Litigation over the exclusive use provision usually results from a poorly written or unclear clause. Because it is usually the tenant who is using the exclusive against the landlord, landlords and their attorneys should make sure that the clause is as detailed as possible. A recent case we handled involved an exclusive use provision that stated that the landlord may not lease to a “Competing Business”. The tenant was a sit-down restaurant with red nagahyde booths and a menu of traditional New York deli fare. “Competing Business” was defined as “any delicatessen as it primary use within the retail shopping center”.
A “gourmet market” which sold wine and gourmet cooking items, had a cheese counter and prepared gourmet take-out food moved into the shopping center. The original tenant filed a lawsuit alleging causes of action for unfair competition under California’s Business and Professions Code §17200, breach of contract, intentional interference with contractual relations [against the new tenant], common law unfair competition [against the new tenant], conspiracy to defraud [against the landlord and the new tenant] and breach of the implied covenant of good faith and fair dealing. The issue of the case was whether the “gourmet market” was “primarily” a “delicatessen”.

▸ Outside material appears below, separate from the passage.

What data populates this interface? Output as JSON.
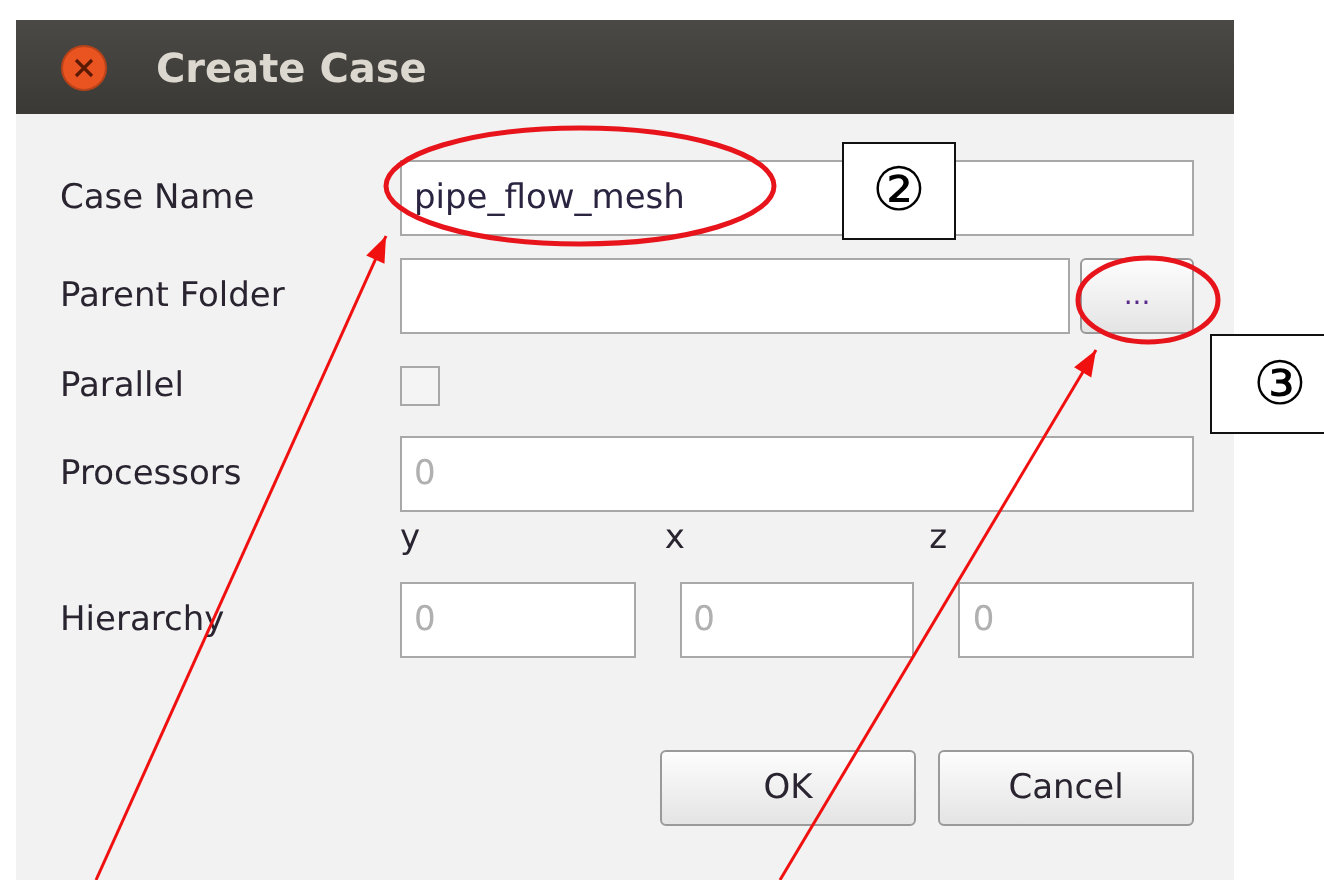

Similar issues are easy to envision. A more common example has been large drug stores next to a supermarket that sells drug store items. Smaller retail centers may have an exclusive with a bakery but find that trouble arises when they lease to a Starbucks Coffee shop, which sells baked goods. Some other examples of our clients who have faced litigation on an exclusive involve a bakery with an exclusive for baked goods who complained about the Italian gelato store next door that used cookies to make ice cream sandwiches. Another client, a sandwich store, was prudent enough to get an exclusive that prevented Subway, Quiznos and other sandwich chains from opening in the shopping center but found that a bakery that made sandwiches moved into the center.
The failure to draft a detailed and specific exclusive use provision led to extended and expensive litigation in each of these cases. Therefore real estate attorneys who are drafting exclusive use provisions in commercial leases should be careful to make the provision as specific as possible. Landlords and their leasing attorneys should make sure that their exclusive use clause is iron clad and not subject to ambiguities.
Real estate attorneys Los Angeles: Laine T. Wagenseller practices in Los Angeles, California and is the founder of Wagenseller Law Firm. Wagenseller Law Firm represents shopping center owners and tenants in business litigation over exclusive use provisions in commercial leases and other breach of contract and business lawsuits. Mr. Wagenseller can be contacted at (213) 286-0371 or firstname.lastname@example.org.